■ **Exercise inputs**
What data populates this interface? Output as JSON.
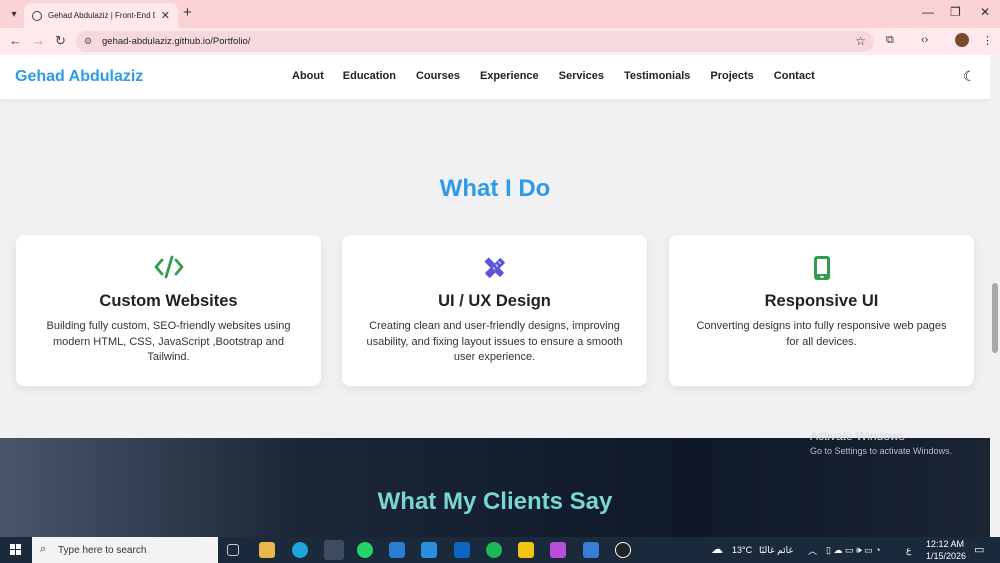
{
  "browser": {
    "tab_title": "Gehad Abdulaziz | Front-End D",
    "url": "gehad-abdulaziz.github.io/Portfolio/"
  },
  "site": {
    "brand": "Gehad Abdulaziz",
    "menu": [
      "About",
      "Education",
      "Courses",
      "Experience",
      "Services",
      "Testimonials",
      "Projects",
      "Contact"
    ]
  },
  "what_i_do": {
    "title": "What I Do",
    "cards": [
      {
        "icon": "code-icon",
        "title": "Custom Websites",
        "desc": "Building fully custom, SEO-friendly websites using modern HTML, CSS, JavaScript ,Bootstrap and Tailwind."
      },
      {
        "icon": "pencil-ruler-icon",
        "title": "UI / UX Design",
        "desc": "Creating clean and user-friendly designs, improving usability, and fixing layout issues to ensure a smooth user experience."
      },
      {
        "icon": "mobile-icon",
        "title": "Responsive UI",
        "desc": "Converting designs into fully responsive web pages for all devices."
      }
    ]
  },
  "clients": {
    "title": "What My Clients Say"
  },
  "watermark": {
    "line1": "Activate Windows",
    "line2": "Go to Settings to activate Windows."
  },
  "taskbar": {
    "search_placeholder": "Type here to search",
    "weather": "13°C",
    "weather_text": "غائم غالبًا",
    "lang": "ع",
    "time": "12:12 AM",
    "date": "1/15/2026"
  },
  "colors": {
    "accent": "#2d9bea",
    "icon_green": "#2e9e4a",
    "icon_purple": "#5b54d6",
    "teal": "#78d7d3"
  }
}
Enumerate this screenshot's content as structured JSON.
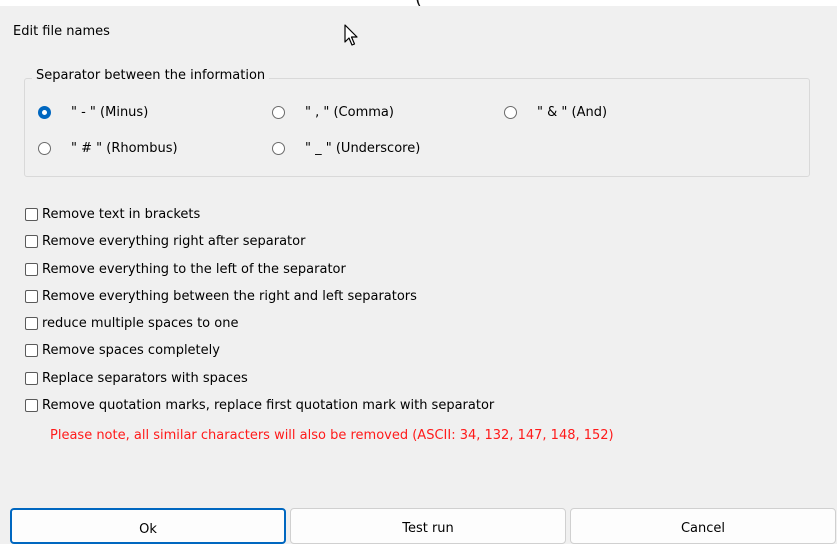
{
  "window": {
    "top_clip_text": "(",
    "title": "Edit file names"
  },
  "separator_group": {
    "legend": "Separator between the information",
    "options": [
      {
        "label": "\" - \"  (Minus)",
        "checked": true
      },
      {
        "label": "\" , \"  (Comma)",
        "checked": false
      },
      {
        "label": "\" & \"  (And)",
        "checked": false
      },
      {
        "label": "\" # \"  (Rhombus)",
        "checked": false
      },
      {
        "label": "\" _ \"  (Underscore)",
        "checked": false
      }
    ]
  },
  "options": [
    {
      "label": "Remove text in brackets",
      "checked": false
    },
    {
      "label": "Remove everything right after separator",
      "checked": false
    },
    {
      "label": "Remove everything to the left of the separator",
      "checked": false
    },
    {
      "label": "Remove everything between the right and left separators",
      "checked": false
    },
    {
      "label": "reduce multiple spaces to one",
      "checked": false
    },
    {
      "label": "Remove spaces completely",
      "checked": false
    },
    {
      "label": "Replace separators with spaces",
      "checked": false
    },
    {
      "label": "Remove quotation marks, replace first quotation mark with separator",
      "checked": false
    }
  ],
  "note": "Please note, all similar characters will also be removed (ASCII: 34, 132, 147, 148, 152)",
  "buttons": {
    "ok": "Ok",
    "test_run": "Test run",
    "cancel": "Cancel"
  },
  "colors": {
    "accent": "#0067c0",
    "warning": "#ff1a1a"
  }
}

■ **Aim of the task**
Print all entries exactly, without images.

■ **Result**
What data populates this interface? Output as JSON.
{
  "browser": {
    "tab_title": "Gehad Abdulaziz | Front-End D",
    "url": "gehad-abdulaziz.github.io/Portfolio/"
  },
  "site": {
    "brand": "Gehad Abdulaziz",
    "menu": [
      "About",
      "Education",
      "Courses",
      "Experience",
      "Services",
      "Testimonials",
      "Projects",
      "Contact"
    ]
  },
  "what_i_do": {
    "title": "What I Do",
    "cards": [
      {
        "icon": "code-icon",
        "title": "Custom Websites",
        "desc": "Building fully custom, SEO-friendly websites using modern HTML, CSS, JavaScript ,Bootstrap and Tailwind."
      },
      {
        "icon": "pencil-ruler-icon",
        "title": "UI / UX Design",
        "desc": "Creating clean and user-friendly designs, improving usability, and fixing layout issues to ensure a smooth user experience."
      },
      {
        "icon": "mobile-icon",
        "title": "Responsive UI",
        "desc": "Converting designs into fully responsive web pages for all devices."
      }
    ]
  },
  "clients": {
    "title": "What My Clients Say"
  },
  "watermark": {
    "line1": "Activate Windows",
    "line2": "Go to Settings to activate Windows."
  },
  "taskbar": {
    "search_placeholder": "Type here to search",
    "weather": "13°C",
    "weather_text": "غائم غالبًا",
    "lang": "ع",
    "time": "12:12 AM",
    "date": "1/15/2026"
  },
  "colors": {
    "accent": "#2d9bea",
    "icon_green": "#2e9e4a",
    "icon_purple": "#5b54d6",
    "teal": "#78d7d3"
  }
}
Enumerate this screenshot's content as structured JSON.
{
  "window": {
    "top_clip_text": "(",
    "title": "Edit file names"
  },
  "separator_group": {
    "legend": "Separator between the information",
    "options": [
      {
        "label": "\" - \"  (Minus)",
        "checked": true
      },
      {
        "label": "\" , \"  (Comma)",
        "checked": false
      },
      {
        "label": "\" & \"  (And)",
        "checked": false
      },
      {
        "label": "\" # \"  (Rhombus)",
        "checked": false
      },
      {
        "label": "\" _ \"  (Underscore)",
        "checked": false
      }
    ]
  },
  "options": [
    {
      "label": "Remove text in brackets",
      "checked": false
    },
    {
      "label": "Remove everything right after separator",
      "checked": false
    },
    {
      "label": "Remove everything to the left of the separator",
      "checked": false
    },
    {
      "label": "Remove everything between the right and left separators",
      "checked": false
    },
    {
      "label": "reduce multiple spaces to one",
      "checked": false
    },
    {
      "label": "Remove spaces completely",
      "checked": false
    },
    {
      "label": "Replace separators with spaces",
      "checked": false
    },
    {
      "label": "Remove quotation marks, replace first quotation mark with separator",
      "checked": false
    }
  ],
  "note": "Please note, all similar characters will also be removed (ASCII: 34, 132, 147, 148, 152)",
  "buttons": {
    "ok": "Ok",
    "test_run": "Test run",
    "cancel": "Cancel"
  },
  "colors": {
    "accent": "#0067c0",
    "warning": "#ff1a1a"
  }
}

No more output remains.